My long-term goal is to have my own web server at home to
host my site. I’m headed down this road because I’m having
problems with my present hosting company, pair.com.
MovebleType (MT), the application that manages my blog page, is
apparently taking too much memory when it creates its web
pages. As a temporary measure, I’ve switched to dynamic
creation of part of my site. This, for now, seems to keep
things stable. But as the number of posts increase, I will
need to switch more of my site to dynamic creation. This is
not something I want to do because it creates a single point
of failure. Namely, the database that holds all the posts.
Under a static system, it doesn’t matter what happens to
MovebleType or the database where posts are stored. If I
choose to switch to something else, the pages created are
still there (although back end stuff like searching wouldn’t
There are, of course, downsides to hosting your own site.
I don’t have the time to go into them but it comes down to
time, reliability, and security. Speaking of which, I don’t
have a lot of time so I’m going to dive right in.

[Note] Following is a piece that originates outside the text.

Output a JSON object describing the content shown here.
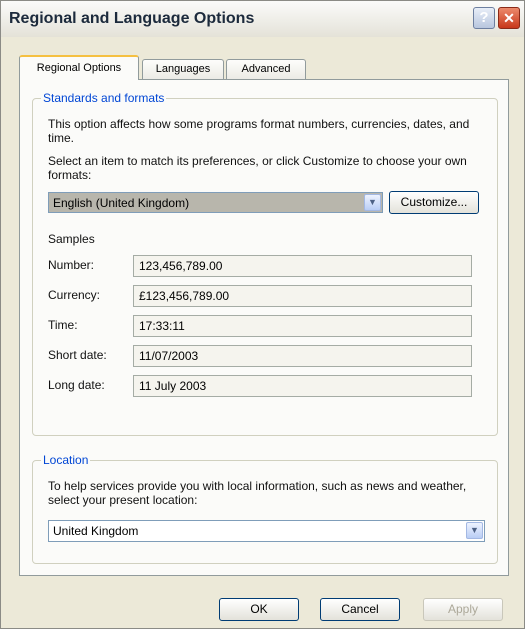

Last night, I downloaded and installed
PC-BSD version 1.0. This is a version of Unix based on
FreeBSD. As you may remember, I’ve been looking for an industrial
strength operating system to host a website and mail server.
I decided to start with what my current web host, pair.com,
uses. Namely, FreeBSD.
But in installing FreeBSD, I found a very barren
landscape. After installing the latest version, I sat there
staring at a blinking command line cursor. That was it.
Nothing was mounted. No applications installed. No KDE or
Gnome. Just an operating system. That’s when I decided I
needed something a little more user friendly if I was to ever
get my own server up and running.
Thus my search for something else. PC-BSD version 1.0 is
one of two efforts (the other being
Desktop BSD, which I will try sometime in the future) to configure
with an more user friendly interface.
I downloaded the single image file and burned it to a CD.
Once done, I installed it to an old 850MHz Celeron system
with 256MB of RAM. The install process took about 35 minutes
(your time may vary), most of which is taken up by the
default install of packages. Once completed, you boot into
the familiar KDE GUI.
While KDE is much better than the command line, you still
have to download and install the applications you plan to run
on your server. In my case, I started with the
Apache web server
. PC-BSD has a version (2.0.54) that you can download, double
click on, and have it installed for you. While this is a very
easy way to install the software, the downside is this is not
the most current version. Thus, you will be missing security
updates that have been made since the release of this
version. Although using the pre-configured PC-BSD version
certainly is user friendly, I have a nagging feeling I will
end up trying to compile the latest Apache server from source
code so I can keep it up-to-date.
But for now, I’ll be spending my time learning how to run
this version of Apache. Once I get past that, I’ll move on to
installing MySQL and MT. Next up after that will be a mail
As mentioned, I don’t have a lot of time to work on this
project so reports on this will come as and when I can.
UPDATE: Who knew? There is a ready made file called PAMP that includes Apache, MySQL, and PHP all in one clickable install file for PC-BSD. Now, all I have to do is uninstall Apache and then install PAMP.